In Thornton Hough village there’s a tall old Monkey Puzzle tree Araucaria araucana (on the right of the white house). It’s not the tallest on the Wirral, which honour is held by a tree south of Arrowe Country Park, near the junction of Pensby Road and Mill Road, but this one must be close. There’s a Rookery in the village, too, behind the corner building called The Store.
We walked north along Thornton Common Road, noting a Greenfinch and two Great Tits, then turned left at Crofts Bank Cottages, and right onto the footpath across the fields to Brimstage. The first field was sown with grass for silage, then several fields of Oil Seed Rape, some in flower and some just coming out.
The paths were lined with Lesser Celandine, still closed until the sun came out. A Wood Pigeon flew by and a Skylark launched itself into the air, singing its heart out. In the trees were Goldfinches, and then a Yellowhammer. Completing the yellow theme, was a clump of Yellow Archangel in a shady corner. The native plant is Lamiastrum galeobdolon subsp. Montanum, which has plain green leaves and is found mainly in the south, but these were the naturalised garden escapes, subsp. argentatum, with the white marks on the leaves. It has spread rapidly in the last 30 years and was pronounced an invasive alien in 2013.
We lunched by some ponds, hearing a Nuthatch and a Chiffchaff. There was a Robin on a gate. Back on the path, we noted a cluster of about ten Oak apples on a twig on the verge, which we thought was a broken branch, but it was a very small rooted tree. Never seen so many Oak Apples on a tree so small. The Blackthorn was out.
In the sunshine on a sheltered bank there were butterflies on wing. We found a Small Tortoiseshell and this Peacock.
There was also a Red-tailed Bumble Bee on a Dandelion.
We heard a Pheasant, but we still haven’t seen one. By the base of a tree a splendid patch of Lesser Celandines was open.
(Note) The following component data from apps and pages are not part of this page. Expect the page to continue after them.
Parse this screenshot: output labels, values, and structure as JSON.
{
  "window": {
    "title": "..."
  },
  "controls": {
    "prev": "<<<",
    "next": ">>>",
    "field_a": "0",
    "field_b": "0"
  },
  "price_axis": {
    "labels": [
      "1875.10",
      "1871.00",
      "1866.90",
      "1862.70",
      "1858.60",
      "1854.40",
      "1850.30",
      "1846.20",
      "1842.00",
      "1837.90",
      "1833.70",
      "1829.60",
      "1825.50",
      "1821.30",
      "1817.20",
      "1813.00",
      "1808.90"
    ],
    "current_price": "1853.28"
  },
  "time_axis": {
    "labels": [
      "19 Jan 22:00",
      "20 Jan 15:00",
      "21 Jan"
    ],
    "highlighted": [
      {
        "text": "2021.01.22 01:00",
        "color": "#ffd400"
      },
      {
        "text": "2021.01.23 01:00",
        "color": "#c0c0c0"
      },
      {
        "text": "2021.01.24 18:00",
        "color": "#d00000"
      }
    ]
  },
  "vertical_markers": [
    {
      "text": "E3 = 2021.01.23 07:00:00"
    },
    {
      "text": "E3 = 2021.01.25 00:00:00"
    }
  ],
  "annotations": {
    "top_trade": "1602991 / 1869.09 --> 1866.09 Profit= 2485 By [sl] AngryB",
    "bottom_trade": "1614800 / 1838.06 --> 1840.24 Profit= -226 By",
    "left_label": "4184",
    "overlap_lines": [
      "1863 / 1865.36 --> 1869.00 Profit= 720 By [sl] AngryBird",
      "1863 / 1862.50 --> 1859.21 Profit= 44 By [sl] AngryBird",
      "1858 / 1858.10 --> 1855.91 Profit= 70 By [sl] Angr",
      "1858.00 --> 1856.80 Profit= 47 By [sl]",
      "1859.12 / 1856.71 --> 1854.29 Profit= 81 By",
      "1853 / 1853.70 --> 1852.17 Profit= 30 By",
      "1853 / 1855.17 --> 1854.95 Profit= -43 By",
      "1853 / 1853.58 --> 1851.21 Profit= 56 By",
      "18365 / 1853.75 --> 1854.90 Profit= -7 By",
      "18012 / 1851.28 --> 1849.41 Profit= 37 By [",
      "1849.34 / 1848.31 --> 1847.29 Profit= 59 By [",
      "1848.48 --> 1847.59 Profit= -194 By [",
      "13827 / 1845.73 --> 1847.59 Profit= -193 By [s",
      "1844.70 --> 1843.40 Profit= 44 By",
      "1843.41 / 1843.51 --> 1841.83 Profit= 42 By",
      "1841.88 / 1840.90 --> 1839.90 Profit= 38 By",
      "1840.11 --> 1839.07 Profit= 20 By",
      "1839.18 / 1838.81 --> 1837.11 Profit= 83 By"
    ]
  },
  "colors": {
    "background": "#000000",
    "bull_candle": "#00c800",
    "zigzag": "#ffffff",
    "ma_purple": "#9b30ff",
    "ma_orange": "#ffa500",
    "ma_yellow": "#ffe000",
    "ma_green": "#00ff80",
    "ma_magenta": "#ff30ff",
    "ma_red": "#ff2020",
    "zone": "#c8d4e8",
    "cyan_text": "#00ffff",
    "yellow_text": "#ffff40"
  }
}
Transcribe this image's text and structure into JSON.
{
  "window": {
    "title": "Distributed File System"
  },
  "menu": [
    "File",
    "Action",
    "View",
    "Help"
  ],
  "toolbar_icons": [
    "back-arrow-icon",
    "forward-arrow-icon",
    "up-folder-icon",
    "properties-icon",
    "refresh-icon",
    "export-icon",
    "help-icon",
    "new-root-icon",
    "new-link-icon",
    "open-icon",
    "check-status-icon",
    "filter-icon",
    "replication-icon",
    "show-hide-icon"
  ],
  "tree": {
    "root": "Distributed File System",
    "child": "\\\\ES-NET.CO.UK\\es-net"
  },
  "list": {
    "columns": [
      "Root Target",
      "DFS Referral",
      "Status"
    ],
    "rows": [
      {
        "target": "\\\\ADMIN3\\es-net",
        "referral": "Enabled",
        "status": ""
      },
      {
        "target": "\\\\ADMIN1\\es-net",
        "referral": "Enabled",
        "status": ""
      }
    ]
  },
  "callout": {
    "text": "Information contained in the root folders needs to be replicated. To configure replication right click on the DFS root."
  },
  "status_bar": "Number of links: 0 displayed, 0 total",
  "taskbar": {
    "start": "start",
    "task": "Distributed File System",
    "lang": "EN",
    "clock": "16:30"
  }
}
Near Brimstage a cowpat had several Yellow Dung Flies Scathophaga stercoraria. They look like males to me, because the females are greener. They don’t eat the dung themselves but lie in wait and predate other flies which come visiting. The females lay eggs in dung, too, so the males have a second reason to hang around there.
Where the path emerges onto Brimstage Road there’s an Ash tree with a huge distorted base to its trunk, where the roots have become exposed.
Over the road is a straggly-looking Larch, showing its cones of last year and red firework flowers.
A Horse Chestnut flower bud, nearly ready to open.
Swallows often nest in Brimstage courtyard, in the tunnel over the stairs, but there was no sign of any today. Then we set off again back to Thornton Hough, noting Coltsfoot and Red Dead-nettle near the Maze. Some Carrion Crows were attacking a Buzzard. The path off Talbot Avenue was very muddy, and we had to manoeuvre through the hedges around the miry bits, and why are there always spiny Bramble, Holly and Hawthorn just there? That slowed us down, so we didn’t get back to Thornton Hough until 5 to 3, having missed the return bus by 10 minutes.
Public transport details: 437 bus at 10.30 from Sir Thomas Street, arriving Thornton Hough / Seven Stars at 11.10. On the way back, missed the hourly 487 at 2.46, so we got the 87 at 3.01 towards Eastham Ferry, arriving Spital Station at 3.15. Then the train at 3.22, which arrived Liverpool 3.40.